_SUPPLIED DATA_
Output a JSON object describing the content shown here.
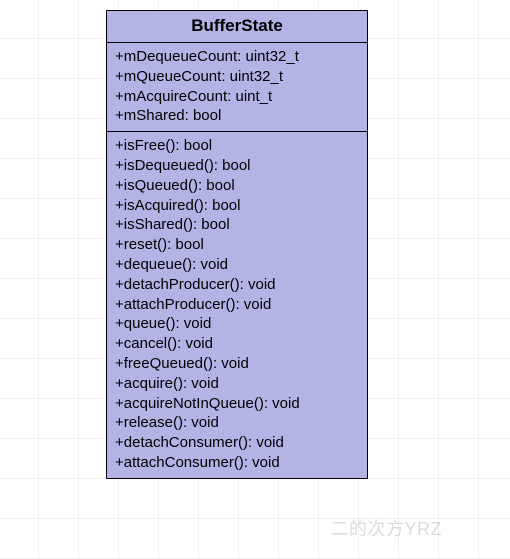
{
  "class": {
    "name": "BufferState",
    "attributes": [
      "+mDequeueCount: uint32_t",
      "+mQueueCount: uint32_t",
      "+mAcquireCount: uint_t",
      "+mShared: bool"
    ],
    "operations": [
      "+isFree(): bool",
      "+isDequeued(): bool",
      "+isQueued(): bool",
      "+isAcquired(): bool",
      "+isShared(): bool",
      "+reset(): bool",
      "+dequeue(): void",
      "+detachProducer(): void",
      "+attachProducer(): void",
      "+queue(): void",
      "+cancel(): void",
      "+freeQueued(): void",
      "+acquire(): void",
      "+acquireNotInQueue(): void",
      "+release(): void",
      "+detachConsumer(): void",
      "+attachConsumer(): void"
    ]
  },
  "watermark": "二的次方YRZ"
}
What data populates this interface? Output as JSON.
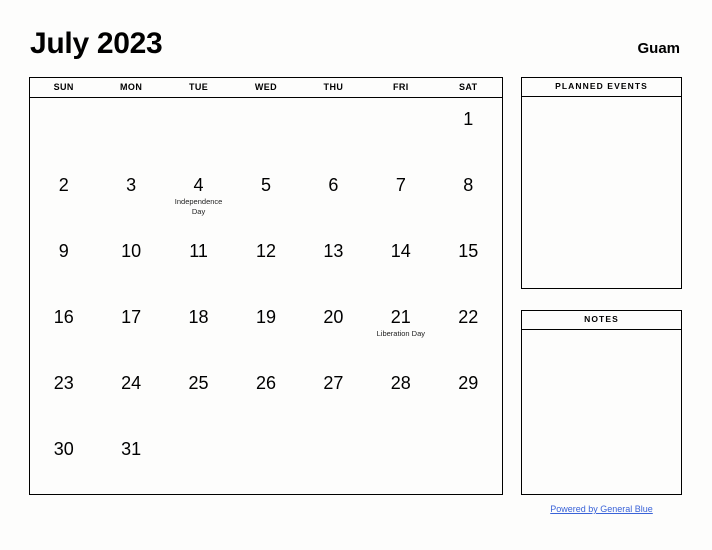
{
  "header": {
    "month_title": "July 2023",
    "location": "Guam"
  },
  "calendar": {
    "weekdays": [
      "SUN",
      "MON",
      "TUE",
      "WED",
      "THU",
      "FRI",
      "SAT"
    ],
    "weeks": [
      [
        {
          "num": "",
          "event": ""
        },
        {
          "num": "",
          "event": ""
        },
        {
          "num": "",
          "event": ""
        },
        {
          "num": "",
          "event": ""
        },
        {
          "num": "",
          "event": ""
        },
        {
          "num": "",
          "event": ""
        },
        {
          "num": "1",
          "event": ""
        }
      ],
      [
        {
          "num": "2",
          "event": ""
        },
        {
          "num": "3",
          "event": ""
        },
        {
          "num": "4",
          "event": "Independence Day"
        },
        {
          "num": "5",
          "event": ""
        },
        {
          "num": "6",
          "event": ""
        },
        {
          "num": "7",
          "event": ""
        },
        {
          "num": "8",
          "event": ""
        }
      ],
      [
        {
          "num": "9",
          "event": ""
        },
        {
          "num": "10",
          "event": ""
        },
        {
          "num": "11",
          "event": ""
        },
        {
          "num": "12",
          "event": ""
        },
        {
          "num": "13",
          "event": ""
        },
        {
          "num": "14",
          "event": ""
        },
        {
          "num": "15",
          "event": ""
        }
      ],
      [
        {
          "num": "16",
          "event": ""
        },
        {
          "num": "17",
          "event": ""
        },
        {
          "num": "18",
          "event": ""
        },
        {
          "num": "19",
          "event": ""
        },
        {
          "num": "20",
          "event": ""
        },
        {
          "num": "21",
          "event": "Liberation Day"
        },
        {
          "num": "22",
          "event": ""
        }
      ],
      [
        {
          "num": "23",
          "event": ""
        },
        {
          "num": "24",
          "event": ""
        },
        {
          "num": "25",
          "event": ""
        },
        {
          "num": "26",
          "event": ""
        },
        {
          "num": "27",
          "event": ""
        },
        {
          "num": "28",
          "event": ""
        },
        {
          "num": "29",
          "event": ""
        }
      ],
      [
        {
          "num": "30",
          "event": ""
        },
        {
          "num": "31",
          "event": ""
        },
        {
          "num": "",
          "event": ""
        },
        {
          "num": "",
          "event": ""
        },
        {
          "num": "",
          "event": ""
        },
        {
          "num": "",
          "event": ""
        },
        {
          "num": "",
          "event": ""
        }
      ]
    ]
  },
  "planned_events": {
    "title": "PLANNED EVENTS",
    "content": ""
  },
  "notes": {
    "title": "NOTES",
    "content": ""
  },
  "footer": {
    "link_text": "Powered by General Blue",
    "link_color": "#3a63d8"
  }
}
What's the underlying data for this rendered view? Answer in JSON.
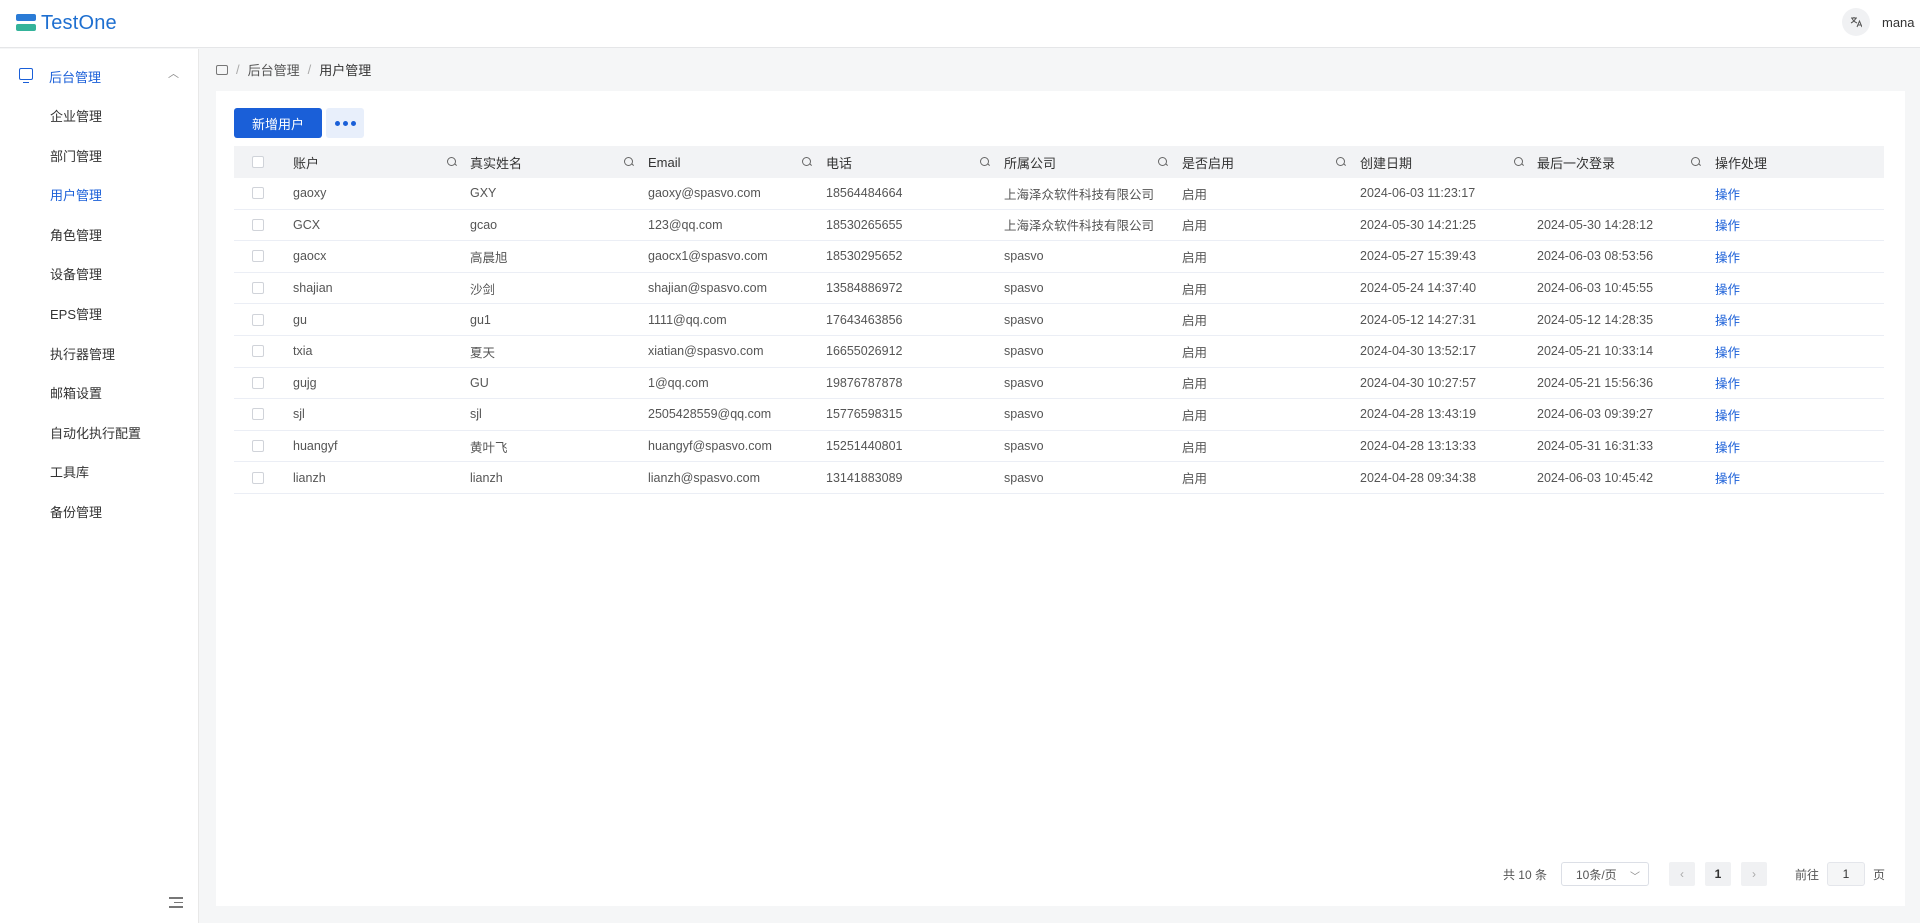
{
  "app": {
    "name": "TestOne",
    "user": "mana",
    "lang_icon": "translate-icon"
  },
  "colors": {
    "primary": "#1a5fd8",
    "logo_top": "#2a7bd6",
    "logo_bottom": "#34b39a"
  },
  "sidebar": {
    "group_label": "后台管理",
    "items": [
      {
        "label": "企业管理"
      },
      {
        "label": "部门管理"
      },
      {
        "label": "用户管理",
        "active": true
      },
      {
        "label": "角色管理"
      },
      {
        "label": "设备管理"
      },
      {
        "label": "EPS管理"
      },
      {
        "label": "执行器管理"
      },
      {
        "label": "邮箱设置"
      },
      {
        "label": "自动化执行配置"
      },
      {
        "label": "工具库"
      },
      {
        "label": "备份管理"
      }
    ]
  },
  "breadcrumb": {
    "parent": "后台管理",
    "current": "用户管理",
    "separator": "/"
  },
  "toolbar": {
    "add_label": "新增用户"
  },
  "table": {
    "columns": [
      "账户",
      "真实姓名",
      "Email",
      "电话",
      "所属公司",
      "是否启用",
      "创建日期",
      "最后一次登录",
      "操作处理"
    ],
    "rows": [
      {
        "account": "gaoxy",
        "name": "GXY",
        "email": "gaoxy@spasvo.com",
        "phone": "18564484664",
        "company": "上海泽众软件科技有限公司",
        "enabled": "启用",
        "created": "2024-06-03 11:23:17",
        "last_login": "",
        "action": "操作"
      },
      {
        "account": "GCX",
        "name": "gcao",
        "email": "123@qq.com",
        "phone": "18530265655",
        "company": "上海泽众软件科技有限公司",
        "enabled": "启用",
        "created": "2024-05-30 14:21:25",
        "last_login": "2024-05-30 14:28:12",
        "action": "操作"
      },
      {
        "account": "gaocx",
        "name": "高晨旭",
        "email": "gaocx1@spasvo.com",
        "phone": "18530295652",
        "company": "spasvo",
        "enabled": "启用",
        "created": "2024-05-27 15:39:43",
        "last_login": "2024-06-03 08:53:56",
        "action": "操作"
      },
      {
        "account": "shajian",
        "name": "沙剑",
        "email": "shajian@spasvo.com",
        "phone": "13584886972",
        "company": "spasvo",
        "enabled": "启用",
        "created": "2024-05-24 14:37:40",
        "last_login": "2024-06-03 10:45:55",
        "action": "操作"
      },
      {
        "account": "gu",
        "name": "gu1",
        "email": "1111@qq.com",
        "phone": "17643463856",
        "company": "spasvo",
        "enabled": "启用",
        "created": "2024-05-12 14:27:31",
        "last_login": "2024-05-12 14:28:35",
        "action": "操作"
      },
      {
        "account": "txia",
        "name": "夏天",
        "email": "xiatian@spasvo.com",
        "phone": "16655026912",
        "company": "spasvo",
        "enabled": "启用",
        "created": "2024-04-30 13:52:17",
        "last_login": "2024-05-21 10:33:14",
        "action": "操作"
      },
      {
        "account": "gujg",
        "name": "GU",
        "email": "1@qq.com",
        "phone": "19876787878",
        "company": "spasvo",
        "enabled": "启用",
        "created": "2024-04-30 10:27:57",
        "last_login": "2024-05-21 15:56:36",
        "action": "操作"
      },
      {
        "account": "sjl",
        "name": "sjl",
        "email": "2505428559@qq.com",
        "phone": "15776598315",
        "company": "spasvo",
        "enabled": "启用",
        "created": "2024-04-28 13:43:19",
        "last_login": "2024-06-03 09:39:27",
        "action": "操作"
      },
      {
        "account": "huangyf",
        "name": "黄叶飞",
        "email": "huangyf@spasvo.com",
        "phone": "15251440801",
        "company": "spasvo",
        "enabled": "启用",
        "created": "2024-04-28 13:13:33",
        "last_login": "2024-05-31 16:31:33",
        "action": "操作"
      },
      {
        "account": "lianzh",
        "name": "lianzh",
        "email": "lianzh@spasvo.com",
        "phone": "13141883089",
        "company": "spasvo",
        "enabled": "启用",
        "created": "2024-04-28 09:34:38",
        "last_login": "2024-06-03 10:45:42",
        "action": "操作"
      }
    ]
  },
  "pagination": {
    "total": "共 10 条",
    "page_size": "10条/页",
    "prev": "‹",
    "next": "›",
    "current_page": "1",
    "goto_label": "前往",
    "goto_value": "1",
    "goto_suffix": "页"
  }
}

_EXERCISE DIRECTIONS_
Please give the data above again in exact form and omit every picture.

_EXPECTED ANSWER_
Output a JSON object describing the content shown here.
{
  "class": {
    "name": "BufferState",
    "attributes": [
      "+mDequeueCount: uint32_t",
      "+mQueueCount: uint32_t",
      "+mAcquireCount: uint_t",
      "+mShared: bool"
    ],
    "operations": [
      "+isFree(): bool",
      "+isDequeued(): bool",
      "+isQueued(): bool",
      "+isAcquired(): bool",
      "+isShared(): bool",
      "+reset(): bool",
      "+dequeue(): void",
      "+detachProducer(): void",
      "+attachProducer(): void",
      "+queue(): void",
      "+cancel(): void",
      "+freeQueued(): void",
      "+acquire(): void",
      "+acquireNotInQueue(): void",
      "+release(): void",
      "+detachConsumer(): void",
      "+attachConsumer(): void"
    ]
  },
  "watermark": "二的次方YRZ"
}
What data populates this interface? Output as JSON.
{
  "header": {
    "month_title": "July 2023",
    "location": "Guam"
  },
  "calendar": {
    "weekdays": [
      "SUN",
      "MON",
      "TUE",
      "WED",
      "THU",
      "FRI",
      "SAT"
    ],
    "weeks": [
      [
        {
          "num": "",
          "event": ""
        },
        {
          "num": "",
          "event": ""
        },
        {
          "num": "",
          "event": ""
        },
        {
          "num": "",
          "event": ""
        },
        {
          "num": "",
          "event": ""
        },
        {
          "num": "",
          "event": ""
        },
        {
          "num": "1",
          "event": ""
        }
      ],
      [
        {
          "num": "2",
          "event": ""
        },
        {
          "num": "3",
          "event": ""
        },
        {
          "num": "4",
          "event": "Independence Day"
        },
        {
          "num": "5",
          "event": ""
        },
        {
          "num": "6",
          "event": ""
        },
        {
          "num": "7",
          "event": ""
        },
        {
          "num": "8",
          "event": ""
        }
      ],
      [
        {
          "num": "9",
          "event": ""
        },
        {
          "num": "10",
          "event": ""
        },
        {
          "num": "11",
          "event": ""
        },
        {
          "num": "12",
          "event": ""
        },
        {
          "num": "13",
          "event": ""
        },
        {
          "num": "14",
          "event": ""
        },
        {
          "num": "15",
          "event": ""
        }
      ],
      [
        {
          "num": "16",
          "event": ""
        },
        {
          "num": "17",
          "event": ""
        },
        {
          "num": "18",
          "event": ""
        },
        {
          "num": "19",
          "event": ""
        },
        {
          "num": "20",
          "event": ""
        },
        {
          "num": "21",
          "event": "Liberation Day"
        },
        {
          "num": "22",
          "event": ""
        }
      ],
      [
        {
          "num": "23",
          "event": ""
        },
        {
          "num": "24",
          "event": ""
        },
        {
          "num": "25",
          "event": ""
        },
        {
          "num": "26",
          "event": ""
        },
        {
          "num": "27",
          "event": ""
        },
        {
          "num": "28",
          "event": ""
        },
        {
          "num": "29",
          "event": ""
        }
      ],
      [
        {
          "num": "30",
          "event": ""
        },
        {
          "num": "31",
          "event": ""
        },
        {
          "num": "",
          "event": ""
        },
        {
          "num": "",
          "event": ""
        },
        {
          "num": "",
          "event": ""
        },
        {
          "num": "",
          "event": ""
        },
        {
          "num": "",
          "event": ""
        }
      ]
    ]
  },
  "planned_events": {
    "title": "PLANNED EVENTS",
    "content": ""
  },
  "notes": {
    "title": "NOTES",
    "content": ""
  },
  "footer": {
    "link_text": "Powered by General Blue",
    "link_color": "#3a63d8"
  }
}
What's the underlying data for this rendered view? Answer in JSON.
{
  "app": {
    "name": "TestOne",
    "user": "mana",
    "lang_icon": "translate-icon"
  },
  "colors": {
    "primary": "#1a5fd8",
    "logo_top": "#2a7bd6",
    "logo_bottom": "#34b39a"
  },
  "sidebar": {
    "group_label": "后台管理",
    "items": [
      {
        "label": "企业管理"
      },
      {
        "label": "部门管理"
      },
      {
        "label": "用户管理",
        "active": true
      },
      {
        "label": "角色管理"
      },
      {
        "label": "设备管理"
      },
      {
        "label": "EPS管理"
      },
      {
        "label": "执行器管理"
      },
      {
        "label": "邮箱设置"
      },
      {
        "label": "自动化执行配置"
      },
      {
        "label": "工具库"
      },
      {
        "label": "备份管理"
      }
    ]
  },
  "breadcrumb": {
    "parent": "后台管理",
    "current": "用户管理",
    "separator": "/"
  },
  "toolbar": {
    "add_label": "新增用户"
  },
  "table": {
    "columns": [
      "账户",
      "真实姓名",
      "Email",
      "电话",
      "所属公司",
      "是否启用",
      "创建日期",
      "最后一次登录",
      "操作处理"
    ],
    "rows": [
      {
        "account": "gaoxy",
        "name": "GXY",
        "email": "gaoxy@spasvo.com",
        "phone": "18564484664",
        "company": "上海泽众软件科技有限公司",
        "enabled": "启用",
        "created": "2024-06-03 11:23:17",
        "last_login": "",
        "action": "操作"
      },
      {
        "account": "GCX",
        "name": "gcao",
        "email": "123@qq.com",
        "phone": "18530265655",
        "company": "上海泽众软件科技有限公司",
        "enabled": "启用",
        "created": "2024-05-30 14:21:25",
        "last_login": "2024-05-30 14:28:12",
        "action": "操作"
      },
      {
        "account": "gaocx",
        "name": "高晨旭",
        "email": "gaocx1@spasvo.com",
        "phone": "18530295652",
        "company": "spasvo",
        "enabled": "启用",
        "created": "2024-05-27 15:39:43",
        "last_login": "2024-06-03 08:53:56",
        "action": "操作"
      },
      {
        "account": "shajian",
        "name": "沙剑",
        "email": "shajian@spasvo.com",
        "phone": "13584886972",
        "company": "spasvo",
        "enabled": "启用",
        "created": "2024-05-24 14:37:40",
        "last_login": "2024-06-03 10:45:55",
        "action": "操作"
      },
      {
        "account": "gu",
        "name": "gu1",
        "email": "1111@qq.com",
        "phone": "17643463856",
        "company": "spasvo",
        "enabled": "启用",
        "created": "2024-05-12 14:27:31",
        "last_login": "2024-05-12 14:28:35",
        "action": "操作"
      },
      {
        "account": "txia",
        "name": "夏天",
        "email": "xiatian@spasvo.com",
        "phone": "16655026912",
        "company": "spasvo",
        "enabled": "启用",
        "created": "2024-04-30 13:52:17",
        "last_login": "2024-05-21 10:33:14",
        "action": "操作"
      },
      {
        "account": "gujg",
        "name": "GU",
        "email": "1@qq.com",
        "phone": "19876787878",
        "company": "spasvo",
        "enabled": "启用",
        "created": "2024-04-30 10:27:57",
        "last_login": "2024-05-21 15:56:36",
        "action": "操作"
      },
      {
        "account": "sjl",
        "name": "sjl",
        "email": "2505428559@qq.com",
        "phone": "15776598315",
        "company": "spasvo",
        "enabled": "启用",
        "created": "2024-04-28 13:43:19",
        "last_login": "2024-06-03 09:39:27",
        "action": "操作"
      },
      {
        "account": "huangyf",
        "name": "黄叶飞",
        "email": "huangyf@spasvo.com",
        "phone": "15251440801",
        "company": "spasvo",
        "enabled": "启用",
        "created": "2024-04-28 13:13:33",
        "last_login": "2024-05-31 16:31:33",
        "action": "操作"
      },
      {
        "account": "lianzh",
        "name": "lianzh",
        "email": "lianzh@spasvo.com",
        "phone": "13141883089",
        "company": "spasvo",
        "enabled": "启用",
        "created": "2024-04-28 09:34:38",
        "last_login": "2024-06-03 10:45:42",
        "action": "操作"
      }
    ]
  },
  "pagination": {
    "total": "共 10 条",
    "page_size": "10条/页",
    "prev": "‹",
    "next": "›",
    "current_page": "1",
    "goto_label": "前往",
    "goto_value": "1",
    "goto_suffix": "页"
  }
}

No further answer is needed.